The pteroid bone is a rod-like element found only in pterosaurs, the flying reptiles of the Mesozoic. It articulated at the wrist, and supported a membranous forewing in front of the inner part of
Sordes pilosus and the nature of the pterosaur flight apparatus
IT is now generally accepted that pterosaurs, Mesozoic reptiles, were true fliers, but the nature of their flight apparatus is still much disputed. Evidence has been presented in favour of bird-like
Three‐dimensional geometry of a pterosaur wing skeleton, and its implications for aerial and terrestrial locomotion
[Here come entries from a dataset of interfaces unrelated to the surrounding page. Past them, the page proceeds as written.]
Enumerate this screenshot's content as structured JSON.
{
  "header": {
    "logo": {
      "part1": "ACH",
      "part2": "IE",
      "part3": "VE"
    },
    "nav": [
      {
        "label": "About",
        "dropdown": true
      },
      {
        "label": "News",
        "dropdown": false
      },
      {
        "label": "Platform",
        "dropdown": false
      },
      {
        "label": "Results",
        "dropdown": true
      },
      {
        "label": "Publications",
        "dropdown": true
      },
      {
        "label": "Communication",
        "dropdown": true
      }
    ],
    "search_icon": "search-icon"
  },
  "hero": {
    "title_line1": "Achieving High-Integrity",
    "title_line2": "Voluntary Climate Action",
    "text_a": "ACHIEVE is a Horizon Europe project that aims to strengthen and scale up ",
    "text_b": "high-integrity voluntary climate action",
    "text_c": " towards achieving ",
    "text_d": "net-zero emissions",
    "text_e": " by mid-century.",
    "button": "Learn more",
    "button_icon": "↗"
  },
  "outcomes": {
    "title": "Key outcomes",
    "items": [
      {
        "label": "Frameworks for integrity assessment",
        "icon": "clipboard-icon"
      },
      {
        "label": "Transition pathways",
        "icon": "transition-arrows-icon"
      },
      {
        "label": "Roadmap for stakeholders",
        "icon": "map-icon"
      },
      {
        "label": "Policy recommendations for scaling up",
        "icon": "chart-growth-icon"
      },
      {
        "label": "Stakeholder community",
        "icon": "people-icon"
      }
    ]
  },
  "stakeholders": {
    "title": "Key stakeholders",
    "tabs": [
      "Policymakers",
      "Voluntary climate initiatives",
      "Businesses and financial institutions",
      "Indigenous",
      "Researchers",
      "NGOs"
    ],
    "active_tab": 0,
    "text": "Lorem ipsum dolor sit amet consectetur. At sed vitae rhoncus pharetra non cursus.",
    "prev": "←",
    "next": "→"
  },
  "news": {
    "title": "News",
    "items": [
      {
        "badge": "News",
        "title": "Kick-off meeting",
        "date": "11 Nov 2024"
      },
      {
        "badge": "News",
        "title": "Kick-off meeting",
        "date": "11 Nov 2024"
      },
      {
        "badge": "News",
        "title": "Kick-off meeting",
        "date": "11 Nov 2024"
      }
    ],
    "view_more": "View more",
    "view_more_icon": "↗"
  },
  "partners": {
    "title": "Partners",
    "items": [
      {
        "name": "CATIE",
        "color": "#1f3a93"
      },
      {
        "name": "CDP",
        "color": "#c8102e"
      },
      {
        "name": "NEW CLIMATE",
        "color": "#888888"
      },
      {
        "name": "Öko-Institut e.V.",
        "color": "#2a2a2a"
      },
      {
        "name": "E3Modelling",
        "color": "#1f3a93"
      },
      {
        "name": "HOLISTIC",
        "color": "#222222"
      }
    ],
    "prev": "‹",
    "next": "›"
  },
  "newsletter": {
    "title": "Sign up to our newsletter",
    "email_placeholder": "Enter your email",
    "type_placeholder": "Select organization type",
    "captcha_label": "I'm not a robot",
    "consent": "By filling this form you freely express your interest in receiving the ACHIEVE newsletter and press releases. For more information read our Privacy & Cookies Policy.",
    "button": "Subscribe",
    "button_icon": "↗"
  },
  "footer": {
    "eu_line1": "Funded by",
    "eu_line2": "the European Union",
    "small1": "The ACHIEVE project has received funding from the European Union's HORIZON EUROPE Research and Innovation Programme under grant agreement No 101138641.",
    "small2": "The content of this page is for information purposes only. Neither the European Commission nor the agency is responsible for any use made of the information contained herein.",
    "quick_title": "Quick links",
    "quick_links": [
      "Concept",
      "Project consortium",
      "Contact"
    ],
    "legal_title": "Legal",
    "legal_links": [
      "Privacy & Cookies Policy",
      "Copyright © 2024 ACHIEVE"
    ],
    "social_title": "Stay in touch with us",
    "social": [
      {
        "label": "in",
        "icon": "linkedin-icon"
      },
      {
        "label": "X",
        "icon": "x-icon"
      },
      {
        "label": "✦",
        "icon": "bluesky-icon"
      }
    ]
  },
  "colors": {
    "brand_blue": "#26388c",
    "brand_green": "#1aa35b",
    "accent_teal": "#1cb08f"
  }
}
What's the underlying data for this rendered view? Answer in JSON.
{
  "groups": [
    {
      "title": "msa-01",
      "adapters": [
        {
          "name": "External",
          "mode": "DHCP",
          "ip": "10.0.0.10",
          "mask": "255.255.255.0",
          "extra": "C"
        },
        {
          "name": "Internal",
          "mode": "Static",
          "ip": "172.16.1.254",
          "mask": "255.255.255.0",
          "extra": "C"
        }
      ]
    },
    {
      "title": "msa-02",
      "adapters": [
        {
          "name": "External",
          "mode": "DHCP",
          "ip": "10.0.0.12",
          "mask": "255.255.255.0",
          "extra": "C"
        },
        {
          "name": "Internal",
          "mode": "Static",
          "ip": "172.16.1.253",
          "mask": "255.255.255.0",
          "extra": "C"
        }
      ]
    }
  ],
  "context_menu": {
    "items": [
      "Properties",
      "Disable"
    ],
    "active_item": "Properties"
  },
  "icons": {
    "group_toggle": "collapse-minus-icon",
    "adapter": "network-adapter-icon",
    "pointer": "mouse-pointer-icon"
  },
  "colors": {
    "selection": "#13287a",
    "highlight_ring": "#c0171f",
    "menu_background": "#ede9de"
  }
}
The joint analysis is consistent with a semi-erect quadrupedal model of terrestrial locomotion in the ornithocheirids and lends support to the idea that the pteroid – a long, slender wrist bone unique to pterosaurs that supported a membranous forewing – was directed forwards in flight, not towards the body.
Terrestrial locomotion in pterosaurs
It is suggested that in pterosaurs the wing membrane was attached to the upper leg, which helped in stretching, steering and cambering.
A New Model for the Evolution of the Pterosaur Wing--with a twist
The observation that many aspects of pterosaur non-wing anatomy were present in their non-volant, prolacertiform sister taxa meant that successful powered flight would have been possible only after a critical wing size had been achieved.
Pterosaur flight: The role of actinofibrils in wing function
The wings of pterosaurs consisted of a narrow wing membrane or patagium primarily supported and controlled by the hyperelongate forelimb, but also attaching to the side of the body and the hindlimb.
A functional analysis of flying and walking in pterosaurs
Pterosaurs bear close structural resemblances to birds and dinosaurs, to which they are most closely related phylogenetically, and a hypothesis of structural, aerodynamic, and evolutionary differences distinguishing vertebrate gliders from fliers is proposed.
Foot posture in a primitive pterosaur
A large, uncrushed, partial skeleton of a new species of the basal pterosaur Dimorphodon in thick-bedded deposits of Tamaulipas, Mexico is found, which contradicts an important part of the cursorial interpretation that only the toes contacted the ground during terrestrial locomotion.
Flight characteristics of Triassic and Jurassic Pterosauria: an appraisal based on wing shape
The reconstructed pterosaurs show a limited range of wing shape compared to birds; this may partly reflect preservational bias favoring species living in marine or lagoonal environments, but this is not a complete explanation because there is a lack of pterosaur with wings of high loading like the marine ducks and auks.